So, Clay and Gabe set out to round up the other members of their former band, Saga. But they know that this won’t be an easy task as many of their former bandmates have unresolved issues with each other, and this first part of the book is an absorbing read. It’s well written, with the author developing his main characters nicely as we are introduced to the various band members. Clay is a brilliantly-realised character; an old-timer who knows that times have changed and views the life of modern bands through jaded eyes. The fact that modern bands do city-to-city tours and fight monsters in arenas, rather than the traditional method of going out and hunting them down in the wild, is just one of the areas explored from Clay’s cynical perspective, and the author does a great job of making this, and similar grumbles, both entertaining and informative. We get Clay’s thoughts on rival bands from yesteryear, ruthless agents and up and coming bands who don’t take their career seriously enough – I can almost hear AC/DC’s It’s a long way to the top (if you wanna rock & roll) playing in the background at this point.
Here’s a typical Clay Cooper thought:-
Clay had lost count of the times he’d bumbled his way through a messy brawl, only to hear a bard convince a crowded tavern it had been the greatest, most glorious battle ever waged between man and beast.
There’s plenty of spot-the-rock references going on; the band’s wizard is called Moog (surely a reference to the 1960s analogue synthesizers), Clay’s home town is called Coverdale and there’s even a minor character called Neil The Young! Despite all the laughs and rock-related crossover, the book still has time for some genuinely touching moments.

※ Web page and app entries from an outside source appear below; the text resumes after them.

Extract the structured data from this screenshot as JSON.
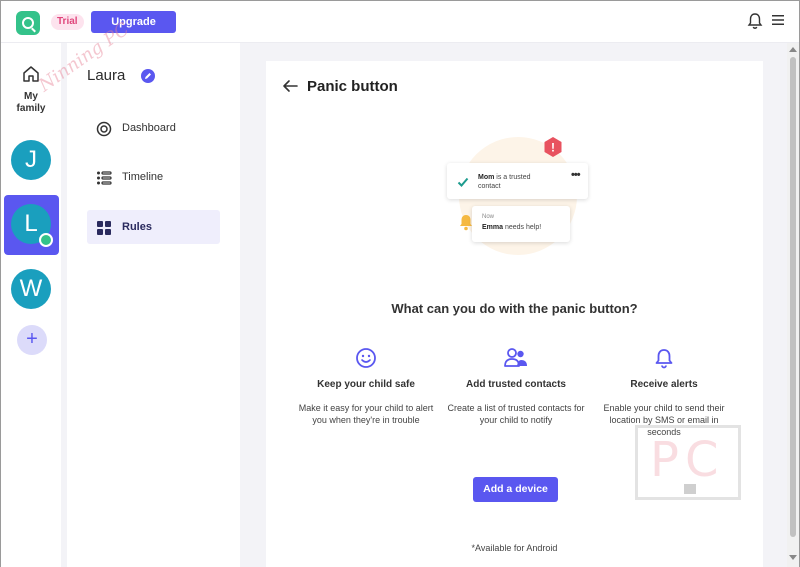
{
  "header": {
    "trial_label": "Trial",
    "upgrade_label": "Upgrade"
  },
  "rail": {
    "home_label": "My family",
    "children": [
      {
        "initial": "J"
      },
      {
        "initial": "L",
        "selected": true
      },
      {
        "initial": "W"
      }
    ],
    "add_label": "+"
  },
  "sidebar": {
    "child_name": "Laura",
    "items": [
      {
        "label": "Dashboard",
        "icon": "target-icon"
      },
      {
        "label": "Timeline",
        "icon": "timeline-icon"
      },
      {
        "label": "Rules",
        "icon": "grid-icon",
        "active": true
      }
    ]
  },
  "main": {
    "title": "Panic button",
    "illustration": {
      "card1_bold": "Mom",
      "card1_rest": " is a trusted",
      "card1_line2": "contact",
      "card1_menu": "•••",
      "card2_time": "Now",
      "card2_bold": "Emma",
      "card2_rest": " needs help!",
      "alert_mark": "!"
    },
    "question": "What can you do with the panic button?",
    "features": [
      {
        "icon": "smiley-icon",
        "title": "Keep your child safe",
        "desc": "Make it easy for your child to alert you when they're in trouble"
      },
      {
        "icon": "contacts-icon",
        "title": "Add trusted contacts",
        "desc": "Create a list of trusted contacts for your child to notify"
      },
      {
        "icon": "bell-icon",
        "title": "Receive alerts",
        "desc": "Enable your child to send their location by SMS or email in seconds"
      }
    ],
    "cta_label": "Add a device",
    "footnote": "*Available for Android"
  },
  "watermark": {
    "diag_text": "Ninning PC",
    "box_text": "PC"
  },
  "colors": {
    "accent": "#5a57f0",
    "brand_green": "#34c28a",
    "avatar_blue": "#1a9fbe",
    "trial_pink": "#e0467c"
  }
}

I particularly liked the Ettin (a two-headed giant if you’re not familiar with D & D or monster myths); each head has a different name and the characters of Gregor and Dane – one blind, the other describing their ugly surroundings to his brother as if the world were all sweetness and light – are written with a warmth that you wouldn’t necessarily expect from such a monster.
Whilst the book is not perfect – one of our heroes suffers a major setback near the end of the book that, for me, didn’t have as heavy a consequence as it should have – it’s one that I heartily recommend. The main characters are superbly written, and most of the supporting cast is right up there with them. There’s plenty of laughter along with some serious emotion as well, and despite the humour, the story plays out with the right level of gravity that you’d expect from a blood and guts fantasy tale. If you like fantasy, or rock music or D & D, or Spinal Tap, then there’s a chance that you’ll enjoy this book. If like me, you are a fan of all of these, then this is a book that you’ll love.
It’ll be interesting to see if Nicholas Eames can keep the bandwagon rolling with the second book in the series, Bloody Rose, which is published later this year.
You can read more about the author and his work at https://nicholaseames.com/